|Daniel O'Leary, a soldier from Ireland |
who also preserved Simon Bolivar's personal
documents for history.
Of course, that's probably an exaggeration. But I thought about it while looking at some English miniatures now on display in the National Museum in Bogotá.
The technique of creating miniatures probably came to Colombia with the Royal Botanical Expedition of 1783 to 2016, led by Celestino Mutis, which created miniatures to record plants encountered during the travels. After the expedition's end, artists sought other ways to earn money, such as making portraits of the wealthy.
One of the tiny portraits on display shows Irishman Daniel Florence O'Leary. He was an aide-de-camp under Simon Bolivar and perhaps the most famous member of the British Legion, a volunteer force which fought alongside Bolivar against the Spanish empire. The British effort was not altruistic, of course: they wanted to weaken a rival empire and rule the world - which they eventually accomplished.
|England's King George IV: A dissolute, |
unprincipled man, but nevertheless
admired by Colombians.
Even after the colonies had broken away from Spain's rule, their real independence wasn't assured. France, which practically controlled Spain, considered trying to reconquer the colonies. And a coalition of Europe's conservative monarchies talked of sending members of European royal families across the ocean to rule the New World. (The only place where this was actually tried was Mexico, where the French installed the Austrian Maximilian I. Maximilian lasted only three years, however, before being overthrown and executed by Benito Juarez.)
|An unidentified member of the British Legion.|
|British Foreign Secretary George Canning, |
whose recogintion of the nations of
Latin America made their independence certain.
"I resolved that if France had Spain it should not be Spain with the Indies," Canning explained the next year. "I called the New World into existence to redress the balance of the Old."

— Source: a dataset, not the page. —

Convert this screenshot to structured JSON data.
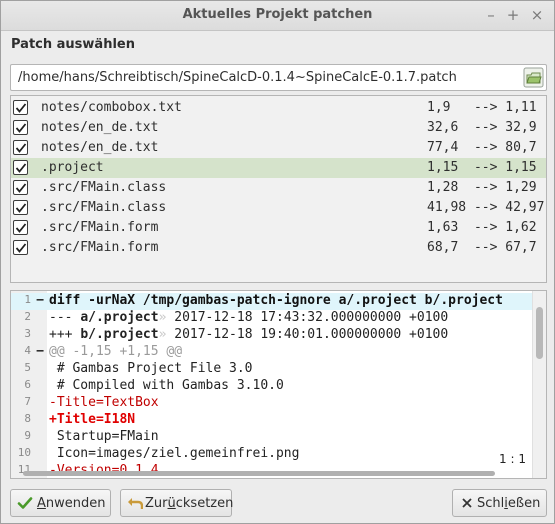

|The British Cemetery in Bogotá, |
created for the British Legion veterans.
|A plaque on Plaza Bolivar in Bogotá |
comemorating the British Legion.
Previously, the United States had recognized Colombia in 1822 and the next year U.S. Pres. James Monroe issued his famous doctrine opposing further European colonization or interference in the Americas. But the U.S. was a weak nation: It was Britain that mattered.
|A tomb in Bogotá's Central Cemetery carries the surname O'Leary - possibly a descendent of revolutionary hero Daniel O'Leary, who is buried in Caracas, Venezuela?|
|A plaque in the British Cemetery says that a fence was built from the British Legion's muskets.|
Related post: A Patch of England in Bogotá.
By Mike Ceaser, of Bogotá Bike Tours